Handcrafts and haute couture

Before Alpaca fabrics broke into the world of haute couture, the conventional image the world had of Alpaca crafted items was limited to native handcrafted garments.

Made on spinning wheels and rustic looms, a wide variety of these products were sold in picturesque markets, or specialized handcraft stores with the most diverse styles and materials.

These garments were normally stereotyped with admirable native motifs and were primarily fine local traditional handcrafts.

Destined to a segment of customers who love the Andean mystique, young members of counter-culture and tourists fascinated with the opportunity to take a meaningful, practical souvenir back with them, the handcrafts charmed admirers of the delicate, warm wool of these camelids.



When modern national designers appeared they finally made the enormous potential of the Alpaca clear, within the most sophisticated world of fine confection and this initiated the vertiginous growth of Bolivian haute couture, using the noble fibres of this animal as their essential raw material.

The use of universal fashion patterns to produce garments that followed the required standards, led to the recognition of Alpaca fibre manufacturers among the most noteworthy segments of haute couture, nationally and internationally.

Today, the modern creations of Bolivian designers such as Liliana Castellanos have consolidated a well-earned reputation internationally both due to the particular advantages of the designs themselves, and the use of these marvellous Alpaca fibres.

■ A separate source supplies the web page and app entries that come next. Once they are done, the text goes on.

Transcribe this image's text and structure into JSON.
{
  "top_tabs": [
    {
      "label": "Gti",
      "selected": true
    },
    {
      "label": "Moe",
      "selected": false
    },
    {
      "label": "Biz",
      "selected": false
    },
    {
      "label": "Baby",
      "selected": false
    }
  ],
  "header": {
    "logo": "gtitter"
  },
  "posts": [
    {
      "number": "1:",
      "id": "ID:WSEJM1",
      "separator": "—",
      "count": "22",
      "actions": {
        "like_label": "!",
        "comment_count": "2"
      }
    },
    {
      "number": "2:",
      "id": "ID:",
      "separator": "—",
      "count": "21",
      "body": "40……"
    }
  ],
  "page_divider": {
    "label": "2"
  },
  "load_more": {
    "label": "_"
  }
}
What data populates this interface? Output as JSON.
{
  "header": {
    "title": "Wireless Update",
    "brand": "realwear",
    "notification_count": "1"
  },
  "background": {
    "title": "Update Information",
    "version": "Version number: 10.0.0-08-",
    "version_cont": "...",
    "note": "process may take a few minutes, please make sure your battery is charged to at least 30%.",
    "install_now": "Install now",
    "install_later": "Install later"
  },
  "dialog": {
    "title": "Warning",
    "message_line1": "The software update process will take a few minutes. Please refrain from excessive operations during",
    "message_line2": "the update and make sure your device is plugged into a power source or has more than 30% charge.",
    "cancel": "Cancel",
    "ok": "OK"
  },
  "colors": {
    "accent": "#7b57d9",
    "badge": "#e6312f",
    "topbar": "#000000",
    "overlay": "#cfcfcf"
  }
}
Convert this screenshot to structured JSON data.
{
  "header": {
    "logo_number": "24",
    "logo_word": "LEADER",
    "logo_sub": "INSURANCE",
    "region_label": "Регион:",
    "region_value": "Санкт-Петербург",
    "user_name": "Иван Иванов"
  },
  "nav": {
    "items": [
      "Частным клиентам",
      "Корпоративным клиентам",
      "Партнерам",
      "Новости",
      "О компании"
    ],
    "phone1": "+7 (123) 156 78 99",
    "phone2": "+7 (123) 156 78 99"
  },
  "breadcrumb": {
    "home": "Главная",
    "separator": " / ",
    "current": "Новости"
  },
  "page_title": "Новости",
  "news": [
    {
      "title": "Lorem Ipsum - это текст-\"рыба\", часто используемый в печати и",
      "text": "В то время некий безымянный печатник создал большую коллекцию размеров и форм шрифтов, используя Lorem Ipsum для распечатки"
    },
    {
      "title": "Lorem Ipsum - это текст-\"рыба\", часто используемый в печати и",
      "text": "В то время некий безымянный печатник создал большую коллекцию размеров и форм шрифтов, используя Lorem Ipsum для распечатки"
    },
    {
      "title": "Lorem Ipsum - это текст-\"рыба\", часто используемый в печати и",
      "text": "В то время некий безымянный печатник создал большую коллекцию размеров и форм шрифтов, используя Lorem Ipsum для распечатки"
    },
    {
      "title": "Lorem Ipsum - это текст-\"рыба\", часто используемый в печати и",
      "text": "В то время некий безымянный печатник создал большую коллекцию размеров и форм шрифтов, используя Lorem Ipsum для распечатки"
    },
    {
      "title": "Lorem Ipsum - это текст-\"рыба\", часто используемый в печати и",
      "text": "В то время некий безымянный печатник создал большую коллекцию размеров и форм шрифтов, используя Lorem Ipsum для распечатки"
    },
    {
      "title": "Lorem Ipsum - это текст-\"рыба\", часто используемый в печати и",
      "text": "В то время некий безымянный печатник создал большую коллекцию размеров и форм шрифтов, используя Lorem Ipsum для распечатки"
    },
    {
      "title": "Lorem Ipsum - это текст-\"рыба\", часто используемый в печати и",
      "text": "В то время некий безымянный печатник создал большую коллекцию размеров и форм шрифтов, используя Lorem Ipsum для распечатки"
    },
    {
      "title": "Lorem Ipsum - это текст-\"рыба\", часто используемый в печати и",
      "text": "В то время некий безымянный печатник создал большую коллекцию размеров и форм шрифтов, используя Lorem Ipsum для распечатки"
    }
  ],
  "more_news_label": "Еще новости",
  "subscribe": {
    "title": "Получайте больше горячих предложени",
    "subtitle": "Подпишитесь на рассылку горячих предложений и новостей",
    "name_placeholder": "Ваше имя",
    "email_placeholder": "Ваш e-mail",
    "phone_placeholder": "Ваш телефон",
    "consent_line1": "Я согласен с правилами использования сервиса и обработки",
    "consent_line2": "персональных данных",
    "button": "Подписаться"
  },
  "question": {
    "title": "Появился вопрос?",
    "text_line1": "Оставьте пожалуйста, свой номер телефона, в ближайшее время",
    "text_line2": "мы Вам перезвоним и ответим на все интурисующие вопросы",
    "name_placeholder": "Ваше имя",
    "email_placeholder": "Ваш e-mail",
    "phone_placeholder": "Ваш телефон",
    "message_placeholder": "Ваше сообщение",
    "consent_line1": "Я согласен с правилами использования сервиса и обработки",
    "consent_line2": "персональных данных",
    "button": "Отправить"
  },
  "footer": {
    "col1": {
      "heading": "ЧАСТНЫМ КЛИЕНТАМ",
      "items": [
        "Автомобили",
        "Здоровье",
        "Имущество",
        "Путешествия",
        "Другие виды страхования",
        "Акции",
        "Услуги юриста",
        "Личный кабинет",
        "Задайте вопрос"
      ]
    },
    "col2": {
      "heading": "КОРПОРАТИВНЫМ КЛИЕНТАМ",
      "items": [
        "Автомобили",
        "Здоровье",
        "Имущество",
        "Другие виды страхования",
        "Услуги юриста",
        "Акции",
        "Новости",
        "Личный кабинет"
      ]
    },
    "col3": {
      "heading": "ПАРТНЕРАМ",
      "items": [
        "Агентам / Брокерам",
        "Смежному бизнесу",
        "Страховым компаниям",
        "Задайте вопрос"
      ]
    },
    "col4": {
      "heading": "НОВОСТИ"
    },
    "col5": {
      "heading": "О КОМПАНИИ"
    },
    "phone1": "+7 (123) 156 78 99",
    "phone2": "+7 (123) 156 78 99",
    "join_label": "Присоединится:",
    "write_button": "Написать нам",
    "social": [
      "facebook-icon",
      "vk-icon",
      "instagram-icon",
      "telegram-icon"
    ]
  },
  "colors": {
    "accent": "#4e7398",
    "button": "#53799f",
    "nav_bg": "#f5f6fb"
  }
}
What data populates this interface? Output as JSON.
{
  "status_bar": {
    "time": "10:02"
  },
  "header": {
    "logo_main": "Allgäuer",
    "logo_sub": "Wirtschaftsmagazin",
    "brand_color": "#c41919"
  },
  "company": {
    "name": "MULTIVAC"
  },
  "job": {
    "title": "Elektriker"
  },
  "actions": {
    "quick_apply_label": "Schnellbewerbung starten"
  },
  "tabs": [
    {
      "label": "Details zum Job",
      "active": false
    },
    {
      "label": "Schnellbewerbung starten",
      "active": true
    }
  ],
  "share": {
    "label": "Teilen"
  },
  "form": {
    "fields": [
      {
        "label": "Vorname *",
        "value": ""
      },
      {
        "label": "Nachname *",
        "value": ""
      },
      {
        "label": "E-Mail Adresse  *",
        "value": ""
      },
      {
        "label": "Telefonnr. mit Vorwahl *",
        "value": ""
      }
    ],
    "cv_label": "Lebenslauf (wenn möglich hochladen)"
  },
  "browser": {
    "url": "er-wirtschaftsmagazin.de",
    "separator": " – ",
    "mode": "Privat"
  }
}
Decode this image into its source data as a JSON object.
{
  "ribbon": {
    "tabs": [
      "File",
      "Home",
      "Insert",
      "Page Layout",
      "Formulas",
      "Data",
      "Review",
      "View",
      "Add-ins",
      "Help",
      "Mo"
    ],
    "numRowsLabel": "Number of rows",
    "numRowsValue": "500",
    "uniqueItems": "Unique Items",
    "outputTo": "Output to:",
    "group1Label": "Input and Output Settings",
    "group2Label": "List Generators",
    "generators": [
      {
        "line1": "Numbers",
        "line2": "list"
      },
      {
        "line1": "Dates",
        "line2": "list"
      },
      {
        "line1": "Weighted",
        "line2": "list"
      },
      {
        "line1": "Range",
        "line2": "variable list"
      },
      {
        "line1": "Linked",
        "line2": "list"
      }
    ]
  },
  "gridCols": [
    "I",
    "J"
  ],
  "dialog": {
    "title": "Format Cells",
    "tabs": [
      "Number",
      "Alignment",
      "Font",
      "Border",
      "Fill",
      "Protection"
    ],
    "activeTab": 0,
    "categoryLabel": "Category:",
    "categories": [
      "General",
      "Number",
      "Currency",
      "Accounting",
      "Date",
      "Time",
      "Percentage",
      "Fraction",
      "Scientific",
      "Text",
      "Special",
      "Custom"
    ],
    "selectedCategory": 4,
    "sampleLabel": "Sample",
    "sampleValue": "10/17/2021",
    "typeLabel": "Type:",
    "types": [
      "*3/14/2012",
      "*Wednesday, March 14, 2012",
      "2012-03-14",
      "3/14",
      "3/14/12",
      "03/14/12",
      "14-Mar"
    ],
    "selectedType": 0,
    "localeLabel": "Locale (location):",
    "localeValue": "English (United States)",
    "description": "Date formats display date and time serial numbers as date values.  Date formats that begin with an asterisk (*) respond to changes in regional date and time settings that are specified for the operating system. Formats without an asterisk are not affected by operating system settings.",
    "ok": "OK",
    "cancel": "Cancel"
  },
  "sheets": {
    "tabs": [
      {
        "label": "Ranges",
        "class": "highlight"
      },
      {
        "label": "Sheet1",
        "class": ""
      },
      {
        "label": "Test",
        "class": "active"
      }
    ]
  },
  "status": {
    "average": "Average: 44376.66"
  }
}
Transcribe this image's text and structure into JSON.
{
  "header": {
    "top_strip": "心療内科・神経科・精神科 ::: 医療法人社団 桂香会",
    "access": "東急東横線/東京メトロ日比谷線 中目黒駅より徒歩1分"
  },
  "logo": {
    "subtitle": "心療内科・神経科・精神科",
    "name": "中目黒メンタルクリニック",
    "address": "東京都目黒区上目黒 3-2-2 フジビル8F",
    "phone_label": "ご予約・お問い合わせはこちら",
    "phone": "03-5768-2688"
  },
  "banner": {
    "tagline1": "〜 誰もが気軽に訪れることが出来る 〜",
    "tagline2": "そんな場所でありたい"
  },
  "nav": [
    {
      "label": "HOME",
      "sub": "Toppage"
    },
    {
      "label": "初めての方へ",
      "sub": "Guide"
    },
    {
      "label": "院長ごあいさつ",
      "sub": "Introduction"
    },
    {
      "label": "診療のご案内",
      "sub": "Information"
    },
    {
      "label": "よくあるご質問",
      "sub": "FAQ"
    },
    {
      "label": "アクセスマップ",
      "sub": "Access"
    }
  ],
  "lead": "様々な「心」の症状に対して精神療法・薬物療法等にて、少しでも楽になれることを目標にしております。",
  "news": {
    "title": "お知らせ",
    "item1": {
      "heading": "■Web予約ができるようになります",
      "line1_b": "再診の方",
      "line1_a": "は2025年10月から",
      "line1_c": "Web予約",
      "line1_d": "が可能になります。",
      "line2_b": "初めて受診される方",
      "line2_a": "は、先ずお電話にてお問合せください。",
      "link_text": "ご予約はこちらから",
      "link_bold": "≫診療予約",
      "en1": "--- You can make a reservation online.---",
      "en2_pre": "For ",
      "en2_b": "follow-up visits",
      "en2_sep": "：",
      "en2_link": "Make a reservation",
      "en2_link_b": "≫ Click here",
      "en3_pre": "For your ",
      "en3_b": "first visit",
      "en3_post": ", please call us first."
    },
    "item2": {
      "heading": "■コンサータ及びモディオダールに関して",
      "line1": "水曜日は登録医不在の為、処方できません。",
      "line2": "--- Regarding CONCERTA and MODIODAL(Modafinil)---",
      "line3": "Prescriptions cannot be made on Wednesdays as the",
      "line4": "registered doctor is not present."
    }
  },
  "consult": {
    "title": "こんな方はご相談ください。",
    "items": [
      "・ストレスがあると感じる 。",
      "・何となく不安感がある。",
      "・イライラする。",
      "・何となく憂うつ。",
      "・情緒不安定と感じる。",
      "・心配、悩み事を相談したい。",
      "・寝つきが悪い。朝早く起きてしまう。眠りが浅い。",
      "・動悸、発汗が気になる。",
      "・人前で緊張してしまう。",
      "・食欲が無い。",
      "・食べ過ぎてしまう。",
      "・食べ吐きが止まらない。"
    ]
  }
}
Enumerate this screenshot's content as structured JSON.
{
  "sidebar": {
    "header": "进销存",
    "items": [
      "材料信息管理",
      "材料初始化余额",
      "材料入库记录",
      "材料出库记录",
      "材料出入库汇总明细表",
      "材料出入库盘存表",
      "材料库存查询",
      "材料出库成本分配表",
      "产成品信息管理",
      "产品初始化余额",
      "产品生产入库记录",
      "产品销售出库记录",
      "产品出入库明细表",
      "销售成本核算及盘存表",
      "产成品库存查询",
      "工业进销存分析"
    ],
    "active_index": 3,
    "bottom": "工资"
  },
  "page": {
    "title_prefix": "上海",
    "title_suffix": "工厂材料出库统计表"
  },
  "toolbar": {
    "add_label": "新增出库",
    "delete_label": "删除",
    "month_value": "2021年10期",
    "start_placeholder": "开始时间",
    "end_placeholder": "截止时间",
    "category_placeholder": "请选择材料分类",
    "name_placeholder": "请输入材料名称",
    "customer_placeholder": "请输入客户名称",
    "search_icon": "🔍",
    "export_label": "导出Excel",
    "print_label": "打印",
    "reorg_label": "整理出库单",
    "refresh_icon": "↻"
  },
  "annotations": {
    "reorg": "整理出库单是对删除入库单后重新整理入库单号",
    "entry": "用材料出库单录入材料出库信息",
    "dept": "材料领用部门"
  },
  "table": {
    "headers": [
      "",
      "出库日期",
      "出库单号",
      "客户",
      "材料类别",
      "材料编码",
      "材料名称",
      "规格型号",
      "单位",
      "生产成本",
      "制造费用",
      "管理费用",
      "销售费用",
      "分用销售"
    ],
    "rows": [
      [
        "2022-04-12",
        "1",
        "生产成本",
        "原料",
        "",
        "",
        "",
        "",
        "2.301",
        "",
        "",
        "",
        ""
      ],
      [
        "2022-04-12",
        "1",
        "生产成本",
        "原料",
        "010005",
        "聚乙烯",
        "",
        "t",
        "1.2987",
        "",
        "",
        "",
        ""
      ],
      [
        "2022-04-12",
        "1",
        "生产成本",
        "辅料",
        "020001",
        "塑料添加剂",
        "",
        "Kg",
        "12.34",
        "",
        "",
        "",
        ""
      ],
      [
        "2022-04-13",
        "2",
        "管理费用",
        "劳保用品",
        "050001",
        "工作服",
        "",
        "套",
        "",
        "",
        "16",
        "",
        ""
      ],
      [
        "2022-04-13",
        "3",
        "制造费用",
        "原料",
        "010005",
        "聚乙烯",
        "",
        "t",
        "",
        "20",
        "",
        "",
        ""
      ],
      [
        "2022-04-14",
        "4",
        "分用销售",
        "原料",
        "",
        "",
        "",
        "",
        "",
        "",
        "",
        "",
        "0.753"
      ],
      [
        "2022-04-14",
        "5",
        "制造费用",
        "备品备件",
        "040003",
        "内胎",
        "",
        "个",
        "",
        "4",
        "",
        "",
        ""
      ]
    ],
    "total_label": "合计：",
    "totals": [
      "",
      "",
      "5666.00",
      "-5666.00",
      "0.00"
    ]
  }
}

The quality of this material is superior to that obtained from cashmere goats, the previous symbols of excellence in fibre in aspects such as finesse and softness to the touch.